Humour and law tests do not usually go together.
— LawFuel Law News (@LawFuel) May 8, 2017
Exam questions for a tort exam last Friday included characters named “Donald”, “Nigel” and “Boris”, an obvious reference to US President Donald Trump, UK Independence Party leader Nigel Farage and UK’s Secretary of State for Foreign and Commonwealth Affairs Boris Johnson respectively.
First-year law students at LSE were asked to give legal advice to Donald and Boris in a scenario that unfurled as such:
- Nigel and Donald were at a party drinking several pints of imported Belgian beer.
- They then decide to co-pilot a light aircraft where Nigel will unfurl a banner when they fly over London’s popular tourist spot, Westminster
- But the banner got stuck in the propeller, causing the aircraft to plunge into the River Thames
- Nigel manages to swim to safety but “Donald (who is a weak swimmer)” is left floating as nearby policemen chose to not save him. Donald ends up with hypothermia
But the saga does not end there.
'Chris' also knocks 'Boris' off his bike with his car door https://t.co/i1praG4shF
— Legal Cheek (@legalcheek) May 8, 2017
On Westminster Bridge, Boris gets knocked over by a “Chris” (probably referring to ex-Lord Chancellor Chris Grayling) and suffers a head injury.
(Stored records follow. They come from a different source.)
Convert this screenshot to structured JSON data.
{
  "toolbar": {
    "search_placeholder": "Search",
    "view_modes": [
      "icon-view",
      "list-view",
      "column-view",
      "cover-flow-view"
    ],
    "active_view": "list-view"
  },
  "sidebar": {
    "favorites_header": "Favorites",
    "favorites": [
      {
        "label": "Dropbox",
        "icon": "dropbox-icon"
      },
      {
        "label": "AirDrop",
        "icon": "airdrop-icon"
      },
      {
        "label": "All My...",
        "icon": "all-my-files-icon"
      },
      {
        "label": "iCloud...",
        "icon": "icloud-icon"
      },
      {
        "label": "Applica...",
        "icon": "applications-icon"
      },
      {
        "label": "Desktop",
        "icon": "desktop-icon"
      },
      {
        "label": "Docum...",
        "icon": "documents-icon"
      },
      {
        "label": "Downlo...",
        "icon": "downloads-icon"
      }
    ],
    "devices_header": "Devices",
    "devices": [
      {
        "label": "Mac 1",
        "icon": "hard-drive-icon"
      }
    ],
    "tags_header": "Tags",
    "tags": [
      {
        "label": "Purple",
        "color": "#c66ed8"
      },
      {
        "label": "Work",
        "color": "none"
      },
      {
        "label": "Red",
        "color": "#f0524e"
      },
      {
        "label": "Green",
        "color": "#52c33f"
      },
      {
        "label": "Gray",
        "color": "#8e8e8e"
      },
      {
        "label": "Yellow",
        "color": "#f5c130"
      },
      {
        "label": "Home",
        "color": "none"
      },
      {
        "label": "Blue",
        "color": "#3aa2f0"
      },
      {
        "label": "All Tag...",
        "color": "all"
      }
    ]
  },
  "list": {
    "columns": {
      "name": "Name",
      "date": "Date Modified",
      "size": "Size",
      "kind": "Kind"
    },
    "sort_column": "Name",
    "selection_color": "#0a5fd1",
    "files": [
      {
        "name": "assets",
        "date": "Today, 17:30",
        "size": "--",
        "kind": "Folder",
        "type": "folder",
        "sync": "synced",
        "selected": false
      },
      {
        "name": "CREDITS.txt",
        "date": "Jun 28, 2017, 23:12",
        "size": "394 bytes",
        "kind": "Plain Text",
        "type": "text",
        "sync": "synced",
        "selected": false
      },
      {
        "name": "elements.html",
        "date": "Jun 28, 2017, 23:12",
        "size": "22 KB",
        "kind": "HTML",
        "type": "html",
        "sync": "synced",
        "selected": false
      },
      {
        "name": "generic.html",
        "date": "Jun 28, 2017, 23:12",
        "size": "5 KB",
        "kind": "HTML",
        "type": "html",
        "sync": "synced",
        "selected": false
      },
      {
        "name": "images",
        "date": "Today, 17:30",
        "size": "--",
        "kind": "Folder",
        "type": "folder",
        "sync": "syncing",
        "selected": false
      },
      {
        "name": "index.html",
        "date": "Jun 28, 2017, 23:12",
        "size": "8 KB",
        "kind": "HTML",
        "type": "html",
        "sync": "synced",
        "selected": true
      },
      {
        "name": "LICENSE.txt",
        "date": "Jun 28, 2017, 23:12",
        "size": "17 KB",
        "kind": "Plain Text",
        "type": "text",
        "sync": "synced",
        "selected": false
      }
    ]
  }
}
The question continued with “Boris has an unusually thin skull and the injury would have been avoided if he had been wearing a helmet”.
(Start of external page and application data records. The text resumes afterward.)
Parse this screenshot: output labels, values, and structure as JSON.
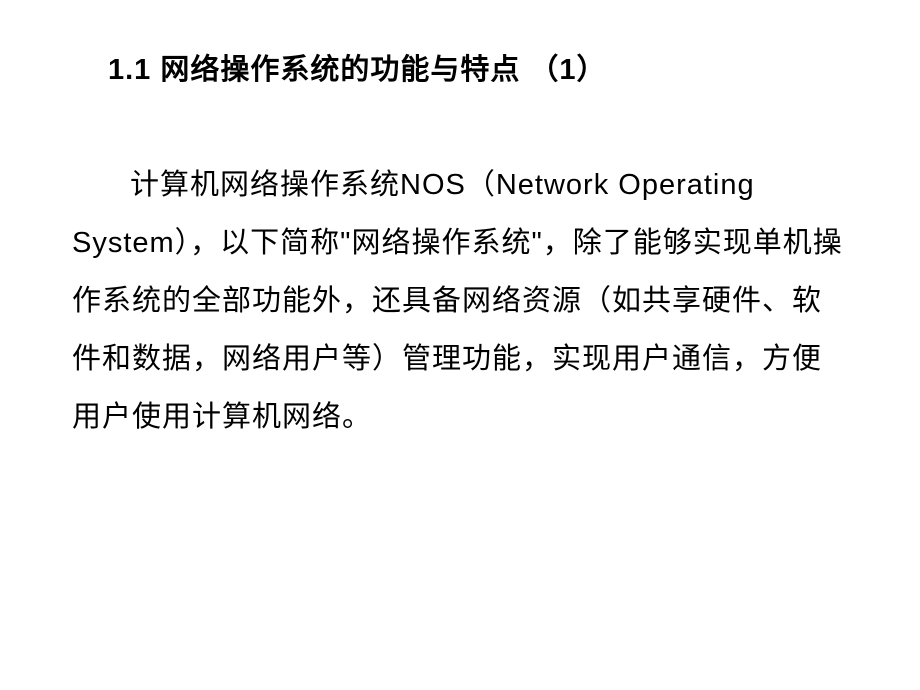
{
  "slide": {
    "heading": "1.1 网络操作系统的功能与特点 （1）",
    "body": "计算机网络操作系统NOS（Network Operating System），以下简称\"网络操作系统\"，除了能够实现单机操作系统的全部功能外，还具备网络资源（如共享硬件、软件和数据，网络用户等）管理功能，实现用户通信，方便用户使用计算机网络。"
  }
}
The legal news media pointed out Nigel Farage had suffered a similar fate as the Nigel in the law test back in 2010. The UKIP leader had flown a light aircraft in Northamptonshire to unfurl a banner on the day of the 2010 general election, but it nose-dived when the campaign banner got stuck in the propeller.
An anonymous student said she was amused by the question’s storyline, but thought the reference to Farage’s accident may be a little over the line.
“It made me laugh in the exam, but was perhaps a little insensitive when considering Nigel Farage was seriously hurt in a plane crash a few years,” the student told Legal Cheek.
LSE declined to comment.
— Simon Curran (@SimonCurran) October 13, 2015
The London law school is not the only university to inject some popular culture and humour into grim exam halls.
In 2013, Cambridge University’s criminal law paper tested students based on a hypothetical scenario involving a college drinking society initiation ceremony.
While some students found it funny, others found it “horrific” for its graphic description of oral sex, male rape and torture. Cambridge responded by saying the hypothetical question was aimed to test students’ understanding of “different aspects of criminal law”.